Risk Assessment Summary

Rule

Severity

Likelihood

Remediation Cost

Priority

Level

ERR00-JLowProbableMedium

P4

L3

ERR01-JMediumProbableHigh

P4

L3

ERR02-JMediumLikelyHigh

P6

L2

ERR03-JLowProbableHigh

P2

L3

ERR04-JLowProbableMedium

P4

L3

ERR05-JLowUnlikelyMedium

P2

L3

ERR06-JLowUnlikelyHigh

P1

L3

ERR07-JLowLikelyMedium

P6

L2

ERR08-JMediumLikelyMedium

P12

L1

ERR09-JLowUnlikelyMedium

P2

L3

 


3 Comments

  1. There should be another rule: Don't catch Throwable without checking for ThreadDeath. Here is a non-compliant code-example:

    This is often done if classes are loaded deferred using Class.forName where it's not sure if e.g. all necessary libraries are actually loaded. To prevent a NoSuchMethodError or NoClassDefFoundError being thrown up the whole system, the above construct is quite often be found. The problem is that this way ThreadDeath, an error being thrown if a Thread is stopped, will "get lost" preventing the Thread from being stopped.

    Here is a compliant code-example:



    If the logging should take place all the time, the following alternative can be used:


    1. I have a few reservations about the suggestion. According to the API, ThreadDeath -

      "An instance of ThreadDeath is thrown in the victim thread when the stop method with zero arguments in class Thread is called."

      • The stop method is deprecated and a guideline here will soon warn against using it. Unless you throw ThreadDeath explicitly, I suppose this would not be required. Moreover, we are suggesting cooperative thread stopping (where a thread checks a boolean to terminate gracefully) so I am not sure how the logging can be hampered.

      "An application should catch instances of this class only if it must clean up after being terminated asynchronously. If ThreadDeath is caught by a method, it is important that it be rethrown so that the thread actually dies."

      • The compliant solution in this case will depend on whether the the cleanup is to be performed.
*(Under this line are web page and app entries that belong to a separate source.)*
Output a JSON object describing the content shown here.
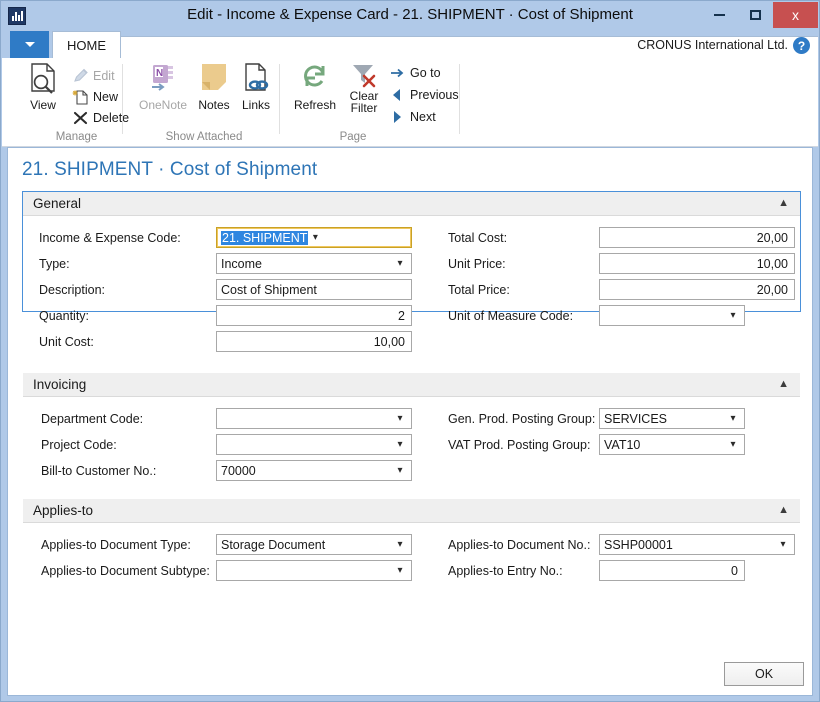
{
  "window": {
    "title": "Edit - Income & Expense Card - 21. SHIPMENT · Cost of Shipment",
    "app_icon": "chart-bars-icon",
    "minimize_label": "Minimize",
    "maximize_label": "Maximize",
    "close_label": "x"
  },
  "ribbon": {
    "quick_access_label": "",
    "tab_home": "HOME",
    "company": "CRONUS International Ltd.",
    "help_label": "?",
    "groups": [
      {
        "name": "Manage",
        "label": "Manage",
        "big": [
          {
            "label": "View",
            "icon": "page-search-icon"
          }
        ],
        "small": [
          {
            "label": "Edit",
            "icon": "pencil-icon",
            "disabled": true
          },
          {
            "label": "New",
            "icon": "new-page-icon",
            "disabled": false
          },
          {
            "label": "Delete",
            "icon": "x-delete-icon",
            "disabled": false
          }
        ]
      },
      {
        "name": "Show Attached",
        "label": "Show Attached",
        "big": [
          {
            "label": "OneNote",
            "icon": "onenote-icon",
            "disabled": true
          },
          {
            "label": "Notes",
            "icon": "sticky-note-icon",
            "disabled": false
          },
          {
            "label": "Links",
            "icon": "page-link-icon",
            "disabled": false
          }
        ],
        "small": []
      },
      {
        "name": "Page",
        "label": "Page",
        "big": [
          {
            "label": "Refresh",
            "icon": "refresh-icon"
          },
          {
            "label": "Clear Filter",
            "icon": "clear-filter-icon"
          }
        ],
        "small": [
          {
            "label": "Go to",
            "icon": "arrow-right-icon"
          },
          {
            "label": "Previous",
            "icon": "arrow-left-icon"
          },
          {
            "label": "Next",
            "icon": "arrow-right-filled-icon"
          }
        ]
      }
    ]
  },
  "page": {
    "title": "21. SHIPMENT · Cost of Shipment"
  },
  "sections": {
    "general": {
      "header": "General",
      "chevron": "collapse-chevron",
      "fields": {
        "income_expense_code": {
          "label": "Income & Expense Code:",
          "value": "21. SHIPMENT"
        },
        "type": {
          "label": "Type:",
          "value": "Income"
        },
        "description": {
          "label": "Description:",
          "value": "Cost of Shipment"
        },
        "quantity": {
          "label": "Quantity:",
          "value": "2"
        },
        "unit_cost": {
          "label": "Unit Cost:",
          "value": "10,00"
        },
        "total_cost": {
          "label": "Total Cost:",
          "value": "20,00"
        },
        "unit_price": {
          "label": "Unit Price:",
          "value": "10,00"
        },
        "total_price": {
          "label": "Total Price:",
          "value": "20,00"
        },
        "unit_of_measure": {
          "label": "Unit of Measure Code:",
          "value": ""
        }
      }
    },
    "invoicing": {
      "header": "Invoicing",
      "chevron": "collapse-chevron",
      "fields": {
        "department_code": {
          "label": "Department Code:",
          "value": ""
        },
        "project_code": {
          "label": "Project Code:",
          "value": ""
        },
        "bill_to_customer_no": {
          "label": "Bill-to Customer No.:",
          "value": "70000"
        },
        "gen_prod_posting": {
          "label": "Gen. Prod. Posting Group:",
          "value": "SERVICES"
        },
        "vat_prod_posting": {
          "label": "VAT Prod. Posting Group:",
          "value": "VAT10"
        }
      }
    },
    "applies_to": {
      "header": "Applies-to",
      "chevron": "collapse-chevron",
      "fields": {
        "document_type": {
          "label": "Applies-to Document Type:",
          "value": "Storage Document"
        },
        "document_subtype": {
          "label": "Applies-to Document Subtype:",
          "value": ""
        },
        "document_no": {
          "label": "Applies-to Document No.:",
          "value": "SSHP00001"
        },
        "entry_no": {
          "label": "Applies-to Entry No.:",
          "value": "0"
        }
      }
    }
  },
  "footer": {
    "ok_label": "OK"
  },
  "colors": {
    "title_bar": "#b0c9e8",
    "close_button": "#c75050",
    "accent_blue": "#2f7bc6",
    "page_title": "#2e75b6",
    "focus_border": "#4a90d9",
    "selection": "#2f86e0",
    "section_header_bg": "#efefef"
  }
}
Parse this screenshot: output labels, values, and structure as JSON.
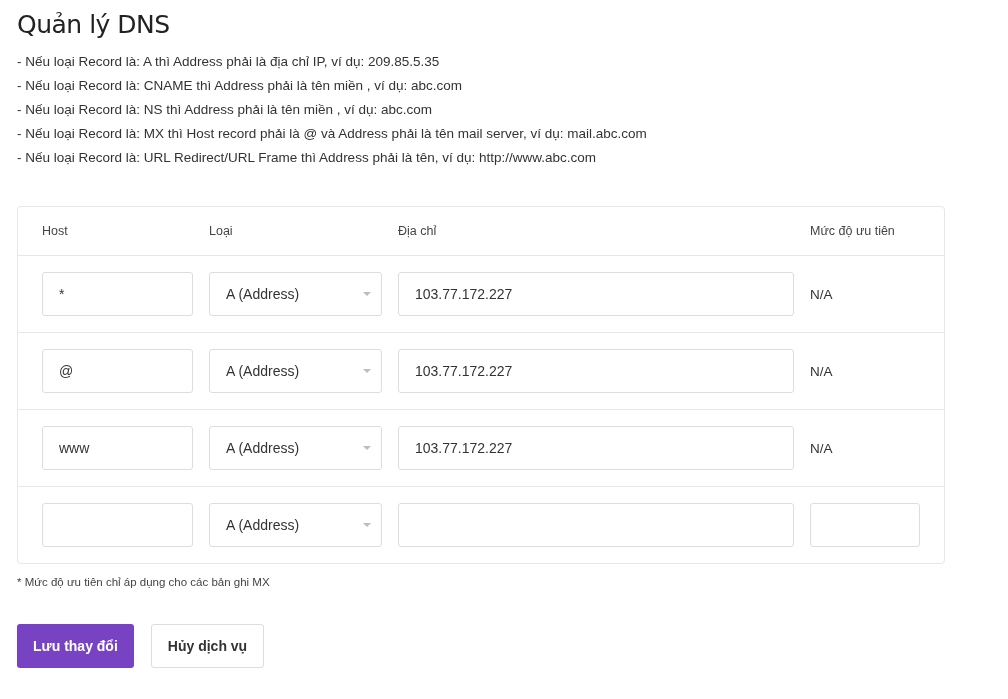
{
  "title": "Quản lý DNS",
  "notes": [
    "- Nếu loại Record là: A thì Address phải là địa chỉ IP, ví dụ: 209.85.5.35",
    "- Nếu loại Record là: CNAME thì Address phải là tên miền , ví dụ: abc.com",
    "- Nếu loại Record là: NS thì Address phải là tên miền , ví dụ: abc.com",
    "- Nếu loại Record là: MX thì Host record phải là @ và Address phải là tên mail server, ví dụ: mail.abc.com",
    "- Nếu loại Record là: URL Redirect/URL Frame thì Address phải là tên, ví dụ: http://www.abc.com"
  ],
  "table": {
    "columns": [
      "Host",
      "Loại",
      "Địa chỉ",
      "Mức độ ưu tiên"
    ],
    "rows": [
      {
        "kind": "record",
        "host": "*",
        "type": "A (Address)",
        "address": "103.77.172.227",
        "priority": "N/A"
      },
      {
        "kind": "record",
        "host": "@",
        "type": "A (Address)",
        "address": "103.77.172.227",
        "priority": "N/A"
      },
      {
        "kind": "record",
        "host": "www",
        "type": "A (Address)",
        "address": "103.77.172.227",
        "priority": "N/A"
      },
      {
        "kind": "new",
        "type": "A (Address)"
      }
    ]
  },
  "footnote": "* Mức độ ưu tiên chỉ áp dụng cho các bản ghi MX",
  "buttons": [
    {
      "kind": "primary",
      "label": "Lưu thay đổi"
    },
    {
      "kind": "secondary",
      "label": "Hủy dịch vụ"
    }
  ]
}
ThreadDeath is being rethrown as required in your example so that looks good.

      "The class ThreadDeath is specifically a subclass of Error rather than Exception, even though it is a "normal occurrence", because many applications catch all occurrences of Exception and then discard the exception."

      • This violates the rule that Errors should not be caught.
      • Catching ThreadDeath can itself entangle multithreaded code. For one, this exception can be thrown anywhere making it difficult to trace and recover effectively. Also, there is nothing stopping a thread from throwing another ThreadDeath exception while recovery is in progress.

      Please feel free to outline your views on how this construct can be used safely; otherwise, it can possibly be classified as a separate rule warning against catching ThreadDeath. Thanks.

  2. It might be good to add [Rogue 2000] Rule 88: Use a {[finally}} block to release resources. The reasoning is that if you try to release resources in a block that could throw an exception, you might not release them, but a finally block will run regardless.